Stored items:

■ ■ ■ ■ ■ ■ ■

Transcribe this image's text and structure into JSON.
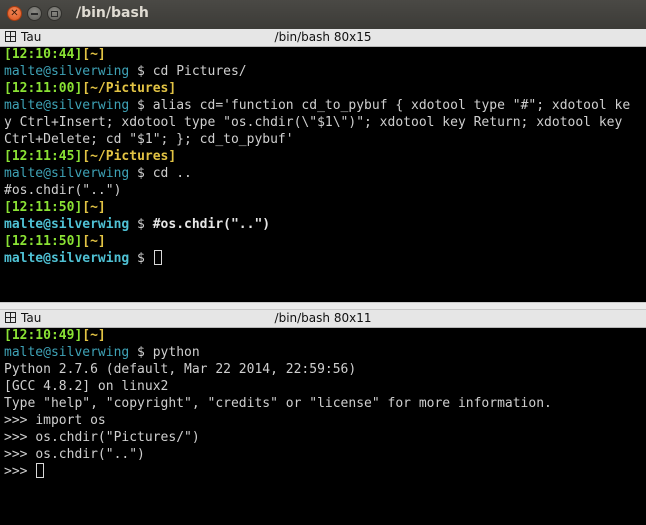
{
  "window": {
    "title": "/bin/bash"
  },
  "top_pane": {
    "label": "Tau",
    "title": "/bin/bash 80x15",
    "lines": [
      [
        "[12:10:44]",
        "[~]"
      ],
      [
        "malte@silverwing",
        " $ ",
        "cd Pictures/"
      ],
      [
        "[12:11:00]",
        "[~/Pictures]"
      ],
      [
        "malte@silverwing",
        " $ ",
        "alias cd='function cd_to_pybuf { xdotool type \"#\"; xdotool ke"
      ],
      [
        "y Ctrl+Insert; xdotool type \"os.chdir(\\\"$1\\\")\"; xdotool key Return; xdotool key"
      ],
      [
        "Ctrl+Delete; cd \"$1\"; }; cd_to_pybuf'"
      ],
      [
        "[12:11:45]",
        "[~/Pictures]"
      ],
      [
        "malte@silverwing",
        " $ ",
        "cd .."
      ],
      [
        "#os.chdir(\"..\")"
      ],
      [
        "[12:11:50]",
        "[~]"
      ],
      [
        "malte@silverwing",
        " $ ",
        "#os.chdir(\"..\")"
      ],
      [
        "[12:11:50]",
        "[~]"
      ],
      [
        "malte@silverwing",
        " $ ",
        ""
      ]
    ]
  },
  "bottom_pane": {
    "label": "Tau",
    "title": "/bin/bash 80x11",
    "lines": [
      [
        "[12:10:49]",
        "[~]"
      ],
      [
        "malte@silverwing",
        " $ ",
        "python"
      ],
      [
        "Python 2.7.6 (default, Mar 22 2014, 22:59:56)"
      ],
      [
        "[GCC 4.8.2] on linux2"
      ],
      [
        "Type \"help\", \"copyright\", \"credits\" or \"license\" for more information."
      ],
      [
        ">>> ",
        "import os"
      ],
      [
        ">>> ",
        "os.chdir(\"Pictures/\")"
      ],
      [
        ">>> ",
        "os.chdir(\"..\")"
      ],
      [
        ">>> ",
        ""
      ]
    ]
  },
  "colors": {
    "time": "#8ae234",
    "path": "#e2c344",
    "user": "#3ea2b6",
    "text": "#cfcfcf"
  }
}
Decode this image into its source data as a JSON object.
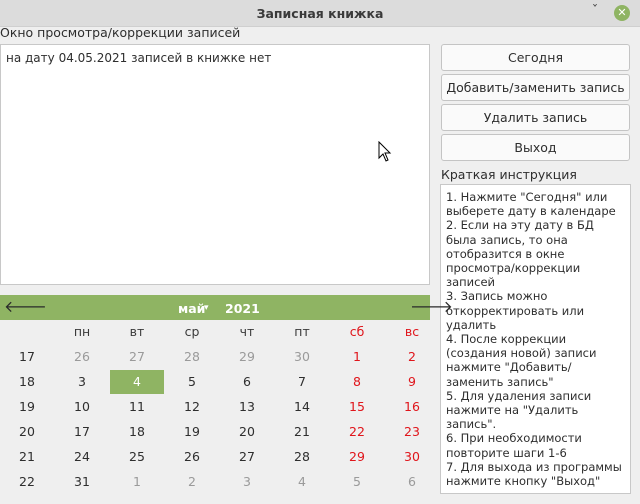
{
  "window": {
    "title": "Записная книжка",
    "minimize_glyph": "ˇ"
  },
  "view": {
    "label": "Окно просмотра/коррекции записей",
    "text": "на дату 04.05.2021 записей в книжке нет"
  },
  "buttons": {
    "today": "Сегодня",
    "add_replace": "Добавить/заменить запись",
    "delete": "Удалить запись",
    "exit": "Выход"
  },
  "instructions": {
    "label": "Краткая инструкция",
    "lines": [
      "1. Нажмите \"Сегодня\" или выберете дату в календаре",
      "2. Если на эту дату в БД была запись, то она отобразится в окне просмотра/коррекции записей",
      "3. Запись можно откорректировать или удалить",
      "4. После коррекции (создания новой) записи нажмите \"Добавить/заменить запись\"",
      "5. Для удаления записи нажмите на \"Удалить запись\".",
      "6. При необходимости повторите шаги 1-6",
      "7. Для выхода из программы нажмите кнопку \"Выход\""
    ]
  },
  "calendar": {
    "month": "май",
    "year": "2021",
    "prev_glyph": "🡐",
    "next_glyph": "🡒",
    "weekdays": [
      "пн",
      "вт",
      "ср",
      "чт",
      "пт",
      "сб",
      "вс"
    ],
    "weeks": [
      {
        "num": "17",
        "days": [
          {
            "d": "26",
            "other": true
          },
          {
            "d": "27",
            "other": true
          },
          {
            "d": "28",
            "other": true
          },
          {
            "d": "29",
            "other": true
          },
          {
            "d": "30",
            "other": true
          },
          {
            "d": "1"
          },
          {
            "d": "2"
          }
        ]
      },
      {
        "num": "18",
        "days": [
          {
            "d": "3"
          },
          {
            "d": "4",
            "selected": true
          },
          {
            "d": "5"
          },
          {
            "d": "6"
          },
          {
            "d": "7"
          },
          {
            "d": "8"
          },
          {
            "d": "9"
          }
        ]
      },
      {
        "num": "19",
        "days": [
          {
            "d": "10"
          },
          {
            "d": "11"
          },
          {
            "d": "12"
          },
          {
            "d": "13"
          },
          {
            "d": "14"
          },
          {
            "d": "15"
          },
          {
            "d": "16"
          }
        ]
      },
      {
        "num": "20",
        "days": [
          {
            "d": "17"
          },
          {
            "d": "18"
          },
          {
            "d": "19"
          },
          {
            "d": "20"
          },
          {
            "d": "21"
          },
          {
            "d": "22"
          },
          {
            "d": "23"
          }
        ]
      },
      {
        "num": "21",
        "days": [
          {
            "d": "24"
          },
          {
            "d": "25"
          },
          {
            "d": "26"
          },
          {
            "d": "27"
          },
          {
            "d": "28"
          },
          {
            "d": "29"
          },
          {
            "d": "30"
          }
        ]
      },
      {
        "num": "22",
        "days": [
          {
            "d": "31"
          },
          {
            "d": "1",
            "other": true
          },
          {
            "d": "2",
            "other": true
          },
          {
            "d": "3",
            "other": true
          },
          {
            "d": "4",
            "other": true
          },
          {
            "d": "5",
            "other": true
          },
          {
            "d": "6",
            "other": true
          }
        ]
      }
    ]
  },
  "colors": {
    "accent": "#8fb463",
    "weekend": "#e0151b",
    "other_month": "#9a9a9a"
  }
}
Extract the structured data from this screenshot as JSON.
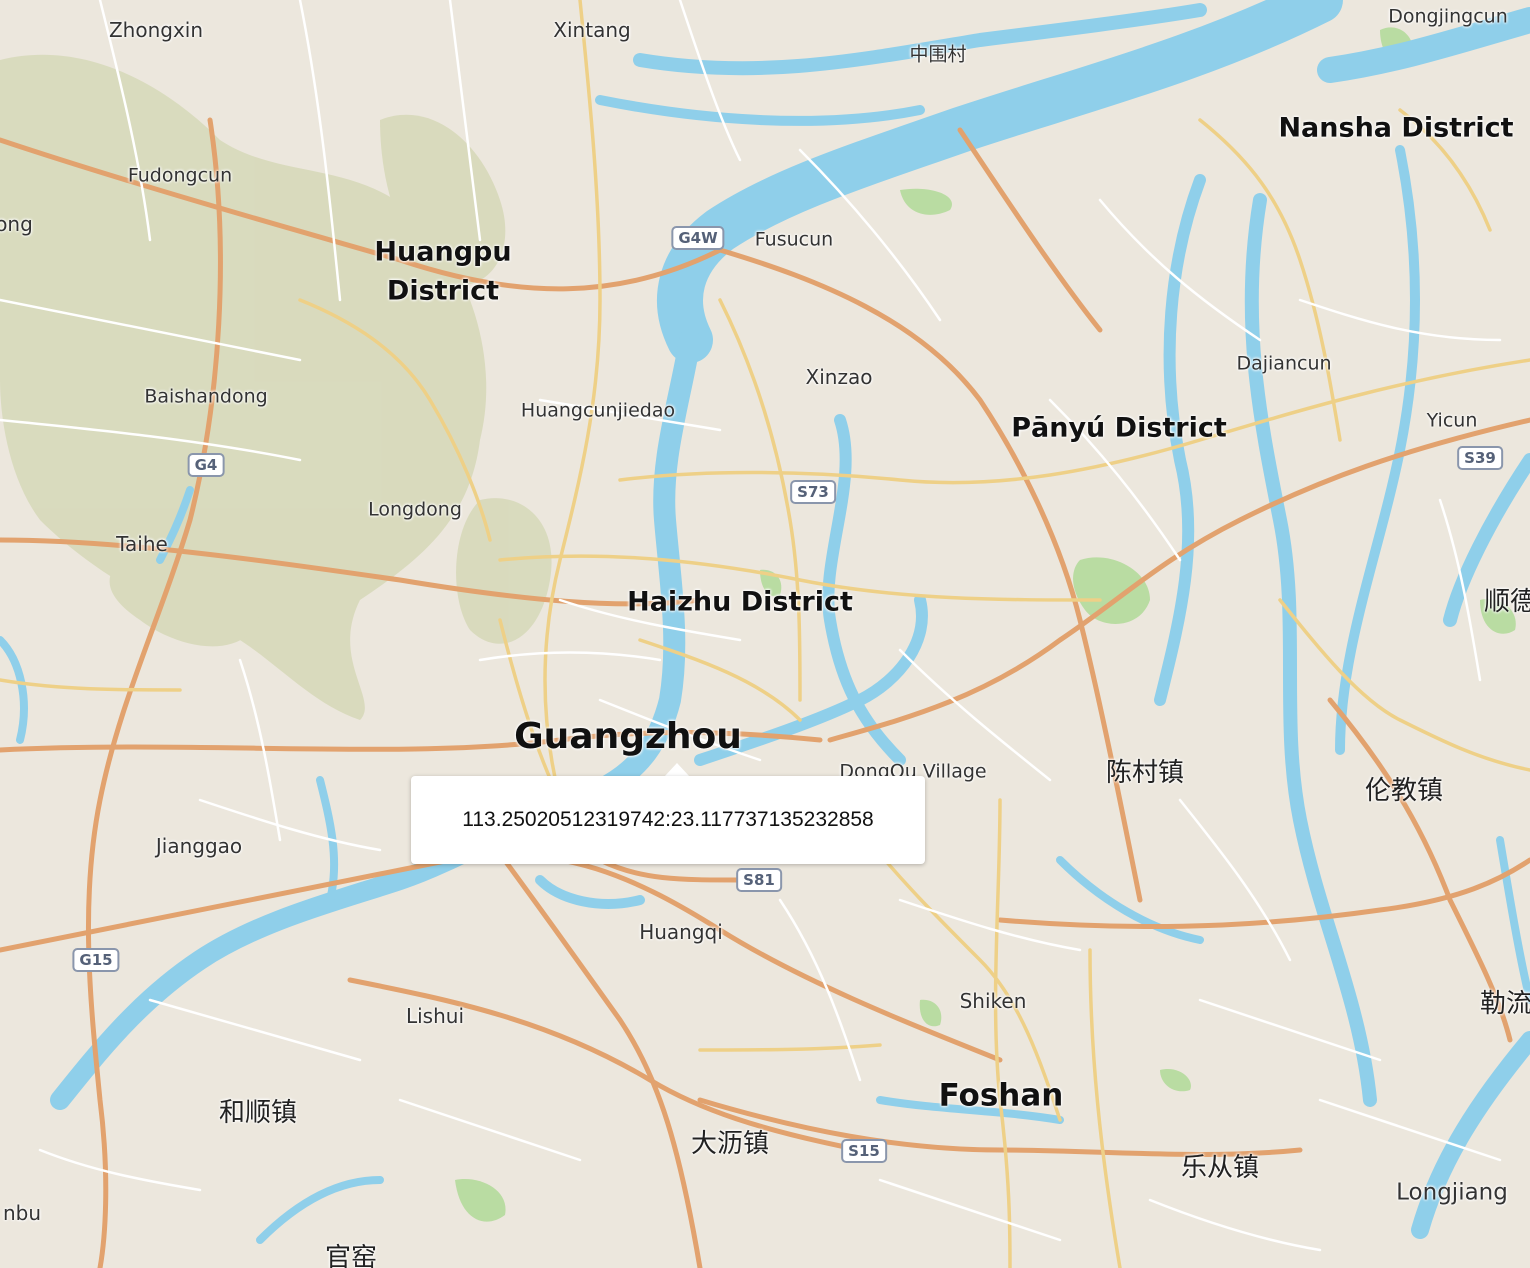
{
  "map": {
    "popup": {
      "coordinate_text": "113.25020512319742:23.117737135232858"
    },
    "labels": {
      "zhongxin": "Zhongxin",
      "xintang": "Xintang",
      "zhongweicun": "中围村",
      "dongjingcun": "Dongjingcun",
      "nansha": "Nansha District",
      "fudongcun": "Fudongcun",
      "ong": "ong",
      "huangpu_1": "Huangpu",
      "huangpu_2": "District",
      "fusucun": "Fusucun",
      "dajiancun": "Dajiancun",
      "xinzao": "Xinzao",
      "baishandong": "Baishandong",
      "huangcunjiedao": "Huangcunjiedao",
      "panyu": "Pānyú District",
      "yicun": "Yicun",
      "longdong": "Longdong",
      "taihe": "Taihe",
      "haizhu": "Haizhu District",
      "shun": "顺德",
      "guangzhou": "Guangzhou",
      "dongqu": "DongQu Village",
      "chencun": "陈村镇",
      "lunjiao": "伦教镇",
      "jianggao": "Jianggao",
      "huangqi": "Huangqi",
      "leliu": "勒流",
      "shiken": "Shiken",
      "lishui": "Lishui",
      "foshan": "Foshan",
      "heshun": "和顺镇",
      "dali": "大沥镇",
      "lecong": "乐从镇",
      "longjiang": "Longjiang",
      "nbu": "nbu",
      "guanyao": "官窑"
    },
    "shields": {
      "g4w": "G4W",
      "g4": "G4",
      "s73": "S73",
      "s39": "S39",
      "s81": "S81",
      "g15": "G15",
      "s15": "S15"
    },
    "colors": {
      "land": "#ece7dd",
      "water": "#8fcfea",
      "park": "#b8dca0",
      "hills": "#d3d6b4",
      "major_road": "#e2a26e",
      "secondary_road": "#eed087",
      "minor_road": "#ffffff",
      "shield_border": "#8a96ac"
    }
  }
}
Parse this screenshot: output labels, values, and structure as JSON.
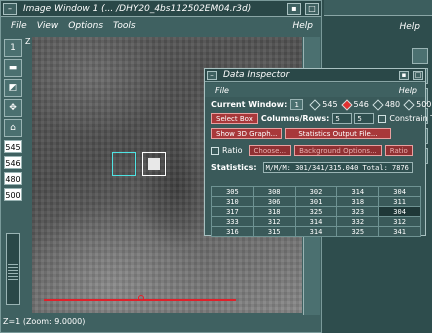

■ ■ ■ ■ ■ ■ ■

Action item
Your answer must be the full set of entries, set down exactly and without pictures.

Output below
Transcribe this image's text and structure into JSON.
{
  "window": {
    "title": "/bin/bash"
  },
  "top_pane": {
    "label": "Tau",
    "title": "/bin/bash 80x15",
    "lines": [
      [
        "[12:10:44]",
        "[~]"
      ],
      [
        "malte@silverwing",
        " $ ",
        "cd Pictures/"
      ],
      [
        "[12:11:00]",
        "[~/Pictures]"
      ],
      [
        "malte@silverwing",
        " $ ",
        "alias cd='function cd_to_pybuf { xdotool type \"#\"; xdotool ke"
      ],
      [
        "y Ctrl+Insert; xdotool type \"os.chdir(\\\"$1\\\")\"; xdotool key Return; xdotool key"
      ],
      [
        "Ctrl+Delete; cd \"$1\"; }; cd_to_pybuf'"
      ],
      [
        "[12:11:45]",
        "[~/Pictures]"
      ],
      [
        "malte@silverwing",
        " $ ",
        "cd .."
      ],
      [
        "#os.chdir(\"..\")"
      ],
      [
        "[12:11:50]",
        "[~]"
      ],
      [
        "malte@silverwing",
        " $ ",
        "#os.chdir(\"..\")"
      ],
      [
        "[12:11:50]",
        "[~]"
      ],
      [
        "malte@silverwing",
        " $ ",
        ""
      ]
    ]
  },
  "bottom_pane": {
    "label": "Tau",
    "title": "/bin/bash 80x11",
    "lines": [
      [
        "[12:10:49]",
        "[~]"
      ],
      [
        "malte@silverwing",
        " $ ",
        "python"
      ],
      [
        "Python 2.7.6 (default, Mar 22 2014, 22:59:56)"
      ],
      [
        "[GCC 4.8.2] on linux2"
      ],
      [
        "Type \"help\", \"copyright\", \"credits\" or \"license\" for more information."
      ],
      [
        ">>> ",
        "import os"
      ],
      [
        ">>> ",
        "os.chdir(\"Pictures/\")"
      ],
      [
        ">>> ",
        "os.chdir(\"..\")"
      ],
      [
        ">>> ",
        ""
      ]
    ]
  },
  "colors": {
    "time": "#8ae234",
    "path": "#e2c344",
    "user": "#3ea2b6",
    "text": "#cfcfcf"
  }
}
Decode this image into its source data as a JSON object.
{
  "window": {
    "title": "Записная книжка",
    "minimize_glyph": "ˇ"
  },
  "view": {
    "label": "Окно просмотра/коррекции записей",
    "text": "на дату 04.05.2021 записей в книжке нет"
  },
  "buttons": {
    "today": "Сегодня",
    "add_replace": "Добавить/заменить запись",
    "delete": "Удалить запись",
    "exit": "Выход"
  },
  "instructions": {
    "label": "Краткая инструкция",
    "lines": [
      "1. Нажмите \"Сегодня\" или выберете дату в календаре",
      "2. Если на эту дату в БД была запись, то она отобразится в окне просмотра/коррекции записей",
      "3. Запись можно откорректировать или удалить",
      "4. После коррекции (создания новой) записи нажмите \"Добавить/заменить запись\"",
      "5. Для удаления записи нажмите на \"Удалить запись\".",
      "6. При необходимости повторите шаги 1-6",
      "7. Для выхода из программы нажмите кнопку \"Выход\""
    ]
  },
  "calendar": {
    "month": "май",
    "year": "2021",
    "prev_glyph": "🡐",
    "next_glyph": "🡒",
    "weekdays": [
      "пн",
      "вт",
      "ср",
      "чт",
      "пт",
      "сб",
      "вс"
    ],
    "weeks": [
      {
        "num": "17",
        "days": [
          {
            "d": "26",
            "other": true
          },
          {
            "d": "27",
            "other": true
          },
          {
            "d": "28",
            "other": true
          },
          {
            "d": "29",
            "other": true
          },
          {
            "d": "30",
            "other": true
          },
          {
            "d": "1"
          },
          {
            "d": "2"
          }
        ]
      },
      {
        "num": "18",
        "days": [
          {
            "d": "3"
          },
          {
            "d": "4",
            "selected": true
          },
          {
            "d": "5"
          },
          {
            "d": "6"
          },
          {
            "d": "7"
          },
          {
            "d": "8"
          },
          {
            "d": "9"
          }
        ]
      },
      {
        "num": "19",
        "days": [
          {
            "d": "10"
          },
          {
            "d": "11"
          },
          {
            "d": "12"
          },
          {
            "d": "13"
          },
          {
            "d": "14"
          },
          {
            "d": "15"
          },
          {
            "d": "16"
          }
        ]
      },
      {
        "num": "20",
        "days": [
          {
            "d": "17"
          },
          {
            "d": "18"
          },
          {
            "d": "19"
          },
          {
            "d": "20"
          },
          {
            "d": "21"
          },
          {
            "d": "22"
          },
          {
            "d": "23"
          }
        ]
      },
      {
        "num": "21",
        "days": [
          {
            "d": "24"
          },
          {
            "d": "25"
          },
          {
            "d": "26"
          },
          {
            "d": "27"
          },
          {
            "d": "28"
          },
          {
            "d": "29"
          },
          {
            "d": "30"
          }
        ]
      },
      {
        "num": "22",
        "days": [
          {
            "d": "31"
          },
          {
            "d": "1",
            "other": true
          },
          {
            "d": "2",
            "other": true
          },
          {
            "d": "3",
            "other": true
          },
          {
            "d": "4",
            "other": true
          },
          {
            "d": "5",
            "other": true
          },
          {
            "d": "6",
            "other": true
          }
        ]
      }
    ]
  },
  "colors": {
    "accent": "#8fb463",
    "weekend": "#e0151b",
    "other_month": "#9a9a9a"
  }
}
Extract the structured data from this screenshot as JSON.
{
  "map": {
    "popup": {
      "coordinate_text": "113.25020512319742:23.117737135232858"
    },
    "labels": {
      "zhongxin": "Zhongxin",
      "xintang": "Xintang",
      "zhongweicun": "中围村",
      "dongjingcun": "Dongjingcun",
      "nansha": "Nansha District",
      "fudongcun": "Fudongcun",
      "ong": "ong",
      "huangpu_1": "Huangpu",
      "huangpu_2": "District",
      "fusucun": "Fusucun",
      "dajiancun": "Dajiancun",
      "xinzao": "Xinzao",
      "baishandong": "Baishandong",
      "huangcunjiedao": "Huangcunjiedao",
      "panyu": "Pānyú District",
      "yicun": "Yicun",
      "longdong": "Longdong",
      "taihe": "Taihe",
      "haizhu": "Haizhu District",
      "shun": "顺德",
      "guangzhou": "Guangzhou",
      "dongqu": "DongQu Village",
      "chencun": "陈村镇",
      "lunjiao": "伦教镇",
      "jianggao": "Jianggao",
      "huangqi": "Huangqi",
      "leliu": "勒流",
      "shiken": "Shiken",
      "lishui": "Lishui",
      "foshan": "Foshan",
      "heshun": "和顺镇",
      "dali": "大沥镇",
      "lecong": "乐从镇",
      "longjiang": "Longjiang",
      "nbu": "nbu",
      "guanyao": "官窑"
    },
    "shields": {
      "g4w": "G4W",
      "g4": "G4",
      "s73": "S73",
      "s39": "S39",
      "s81": "S81",
      "g15": "G15",
      "s15": "S15"
    },
    "colors": {
      "land": "#ece7dd",
      "water": "#8fcfea",
      "park": "#b8dca0",
      "hills": "#d3d6b4",
      "major_road": "#e2a26e",
      "secondary_road": "#eed087",
      "minor_road": "#ffffff",
      "shield_border": "#8a96ac"
    }
  }
}
Parse this screenshot: output labels, values, and structure as JSON.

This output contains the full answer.